Post # 1
After seeing another Bee’s post about what to discuss before TTC, I thought I’d start one on what you should discuss before marriage (seeing as a lot of the TTC stuff was ‘probably should be before marriage)? From you married Bees, is there any topics that are ok to be unsure about? What topics should you have solid answers for before you get married?
This thread is obviously a little late for me and my FI, but I thought I’d start it for others. Specifically, I’m thinking about how I don’t know how far I’d go in fertility treatments or whether I’d adopt. It’s a bridge I’ll cross when I get there.
Also, any helpful books/resources for this that people can recommend?
I’m in a long distance relationship, so premarriage counseling wasn’t possible for us. I will add in that we read/used, which gave a nice combination of practical to romantic knowledge.
Five Love Languages, Seven Principles for Making Marriage Work, and 1001 Questions to Ask Before you Get Married
Post # 3
Oh, and Smart Couples Finish Rich for more monetary details (which really helped us).
The who does what chores/what house stuff we glossed over because our life is so “nomadic” right now. But the baby thing is probably the biggest potential conflict and I just don’t know . .
Post # 4
We went through a book called 101 Questions to ask before you get engaged. It asked a lot of questions we might not have thought to ask otherwise, and it helps bring up topics that might be difficult to do on your own. It is written with a Christian background, but there are a lot of questions that would still apply to anyone in general.
Post # 5
Finances, values, children, where you see youerselves in 10,20,30,40,50 years, what marriage means to you individually, household responsibilities, conflict resolution, and you need to discuss and come up with what is and isn’t acceptable within your relationship with mutual agreement.
Post # 6
@pastrygirl: Money, children, religion and politics are some of the biggest icebergs.
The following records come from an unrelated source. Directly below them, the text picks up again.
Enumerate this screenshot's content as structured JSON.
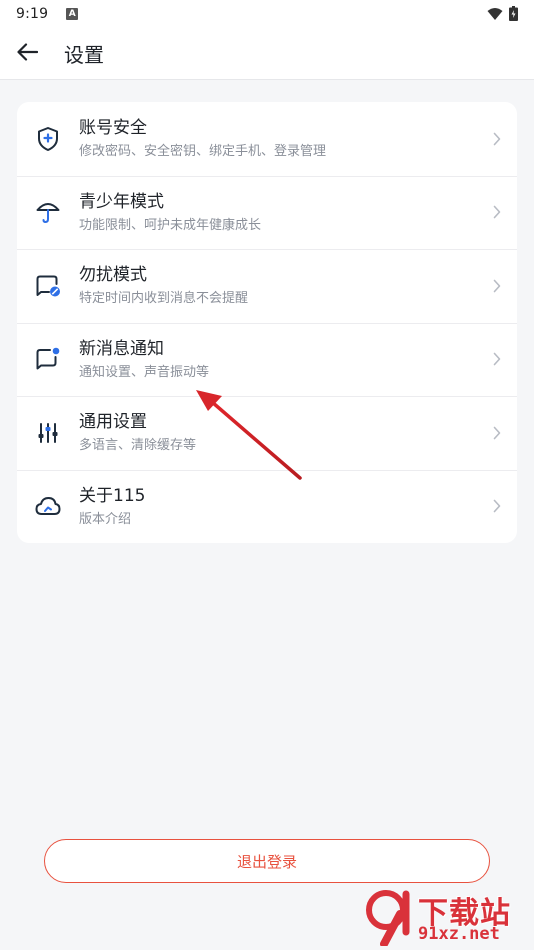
{
  "status_bar": {
    "time": "9:19",
    "notification_badge": "A"
  },
  "header": {
    "title": "设置"
  },
  "settings": [
    {
      "title": "账号安全",
      "subtitle": "修改密码、安全密钥、绑定手机、登录管理",
      "icon": "shield-plus-icon"
    },
    {
      "title": "青少年模式",
      "subtitle": "功能限制、呵护未成年健康成长",
      "icon": "umbrella-icon"
    },
    {
      "title": "勿扰模式",
      "subtitle": "特定时间内收到消息不会提醒",
      "icon": "do-not-disturb-icon"
    },
    {
      "title": "新消息通知",
      "subtitle": "通知设置、声音振动等",
      "icon": "message-dot-icon"
    },
    {
      "title": "通用设置",
      "subtitle": "多语言、清除缓存等",
      "icon": "sliders-icon"
    },
    {
      "title": "关于115",
      "subtitle": "版本介绍",
      "icon": "cloud-icon"
    }
  ],
  "logout": {
    "label": "退出登录"
  },
  "watermark": {
    "title": "下载站",
    "url": "91xz.net"
  },
  "colors": {
    "accent": "#2e6fe6",
    "icon_dark": "#1f2d3d",
    "danger": "#e8523f",
    "arrow": "#d8262b"
  }
}
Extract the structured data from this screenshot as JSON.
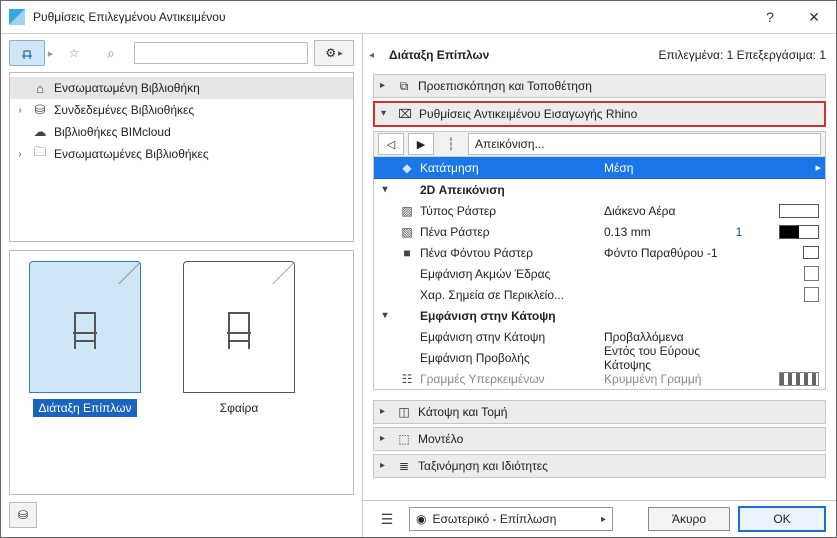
{
  "window": {
    "title": "Ρυθμίσεις Επιλεγμένου Αντικειμένου",
    "help": "?",
    "close": "✕"
  },
  "left": {
    "search_placeholder": "",
    "tree": [
      {
        "indent": 0,
        "arrow": "",
        "icon": "⌂",
        "label": "Ενσωματωμένη Βιβλιοθήκη",
        "selected": true
      },
      {
        "indent": 0,
        "arrow": "›",
        "icon": "⛁",
        "label": "Συνδεδεμένες Βιβλιοθήκες",
        "selected": false
      },
      {
        "indent": 0,
        "arrow": "",
        "icon": "☁",
        "label": "Βιβλιοθήκες BIMcloud",
        "selected": false
      },
      {
        "indent": 0,
        "arrow": "›",
        "icon": "🗀",
        "label": "Ενσωματωμένες Βιβλιοθήκες",
        "selected": false
      }
    ],
    "thumbs": [
      {
        "label": "Διάταξη Επίπλων",
        "selected": true
      },
      {
        "label": "Σφαίρα",
        "selected": false
      }
    ]
  },
  "right": {
    "title": "Διάταξη Επίπλων",
    "status": "Επιλεγμένα: 1 Επεξεργάσιμα: 1",
    "panels_top": [
      {
        "arrow": "▸",
        "icon": "⧉",
        "label": "Προεπισκόπηση και Τοποθέτηση",
        "highlight": false
      },
      {
        "arrow": "▾",
        "icon": "⌧",
        "label": "Ρυθμίσεις Αντικειμένου Εισαγωγής Rhino",
        "highlight": true
      }
    ],
    "prop_toolbar": {
      "back": "◁",
      "fwd": "▶",
      "split": "┆",
      "dropdown": "Απεικόνιση..."
    },
    "header_row": {
      "key": "Κατάτμηση",
      "val": "Μέση"
    },
    "rows": [
      {
        "type": "section",
        "arrow": "▾",
        "key": "2D Απεικόνιση"
      },
      {
        "type": "prop",
        "icon": "▨",
        "key": "Τύπος Ράστερ",
        "val": "Διάκενο Αέρα",
        "swatch": "blank"
      },
      {
        "type": "prop",
        "icon": "▧",
        "key": "Πένα Ράστερ",
        "val": "0.13 mm",
        "num": "1",
        "swatch": "half"
      },
      {
        "type": "prop",
        "icon": "■",
        "key": "Πένα Φόντου Ράστερ",
        "val": "Φόντο Παραθύρου -1",
        "swatch": "screen"
      },
      {
        "type": "check",
        "key": "Εμφάνιση Ακμών Έδρας"
      },
      {
        "type": "check",
        "key": "Χαρ. Σημεία σε Περικλείο..."
      },
      {
        "type": "section",
        "arrow": "▾",
        "key": "Εμφάνιση στην Κάτοψη"
      },
      {
        "type": "prop",
        "key": "Εμφάνιση στην Κάτοψη",
        "val": "Προβαλλόμενα"
      },
      {
        "type": "prop",
        "key": "Εμφάνιση Προβολής",
        "val": "Εντός του Εύρους Κάτοψης"
      },
      {
        "type": "grey",
        "icon": "☷",
        "key": "Γραμμές Υπερκειμένων",
        "val": "Κρυμμένη Γραμμή",
        "swatch": "dash"
      }
    ],
    "panels_bottom": [
      {
        "arrow": "▸",
        "icon": "◫",
        "label": "Κάτοψη και Τομή"
      },
      {
        "arrow": "▸",
        "icon": "⬚",
        "label": "Μοντέλο"
      },
      {
        "arrow": "▸",
        "icon": "≣",
        "label": "Ταξινόμηση και Ιδιότητες"
      }
    ]
  },
  "footer": {
    "combo": "Εσωτερικό - Επίπλωση",
    "cancel": "Άκυρο",
    "ok": "OK"
  }
}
In day to day living you will find that household chores and neatness or lack thereof will cause friction. My ex husband was a slob. I would clean and he would deliberately lea ve messes for me since he resented the fact that I made more money than he did. Where will you be living? Will one of you be giving up a career to move to the other’s city. I would suggest not moving into the other’s home if possible and going in together to find a home of your own as some people have a hard time sharing their home with a new spouse. Also an agreement on spending and saving goals, how often the inlaws visit and how much free time you will spend with each other versus with your friends or at your job are all avenues that warrant discussion. Good luck to you and your future spouse.
Post # 7
There are a bunch! Finances, goals, children (how many, when to have them, and how to discipline them), husband and wife roles, housework, religion, values, family traditions, sex, marital expectations…those are the main ones we discussed in premarital counseling.
Post # 8
Quite a few: Finances, Career (what if an opportunity came for one person but means the other person might be without a job/lower pay; change in career paths, etc), Religion, Education (planning on Masters, how will that play out? Will one person support the other), Family Roles, SAHM/WM, values, childrens education (private, public- pay for college or let them pay for it themselves), family relationships (thanksgiving dinners/x-mas; helping family out via time/money).